__Task statement__. Every line below needs to be reproduced exactly.

*** Records to use

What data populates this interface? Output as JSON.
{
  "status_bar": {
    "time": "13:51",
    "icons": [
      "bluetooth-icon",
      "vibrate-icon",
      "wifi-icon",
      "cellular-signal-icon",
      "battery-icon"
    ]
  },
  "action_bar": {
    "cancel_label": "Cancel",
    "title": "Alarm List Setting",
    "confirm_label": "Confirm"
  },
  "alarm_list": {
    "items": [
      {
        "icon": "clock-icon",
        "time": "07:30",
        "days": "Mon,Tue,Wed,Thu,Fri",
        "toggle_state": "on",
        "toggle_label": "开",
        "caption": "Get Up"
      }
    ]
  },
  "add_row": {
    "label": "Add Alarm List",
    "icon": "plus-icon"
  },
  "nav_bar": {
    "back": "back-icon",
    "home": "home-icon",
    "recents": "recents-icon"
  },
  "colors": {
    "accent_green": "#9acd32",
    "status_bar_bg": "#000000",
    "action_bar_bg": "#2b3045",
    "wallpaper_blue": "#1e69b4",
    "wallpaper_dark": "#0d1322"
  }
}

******

__Reply__.
What data populates this interface? Output as JSON.
{
  "status_bar": {
    "time": "13:51",
    "icons": [
      "bluetooth-icon",
      "vibrate-icon",
      "wifi-icon",
      "cellular-signal-icon",
      "battery-icon"
    ]
  },
  "action_bar": {
    "cancel_label": "Cancel",
    "title": "Alarm List Setting",
    "confirm_label": "Confirm"
  },
  "alarm_list": {
    "items": [
      {
        "icon": "clock-icon",
        "time": "07:30",
        "days": "Mon,Tue,Wed,Thu,Fri",
        "toggle_state": "on",
        "toggle_label": "开",
        "caption": "Get Up"
      }
    ]
  },
  "add_row": {
    "label": "Add Alarm List",
    "icon": "plus-icon"
  },
  "nav_bar": {
    "back": "back-icon",
    "home": "home-icon",
    "recents": "recents-icon"
  },
  "colors": {
    "accent_green": "#9acd32",
    "status_bar_bg": "#000000",
    "action_bar_bg": "#2b3045",
    "wallpaper_blue": "#1e69b4",
    "wallpaper_dark": "#0d1322"
  }
}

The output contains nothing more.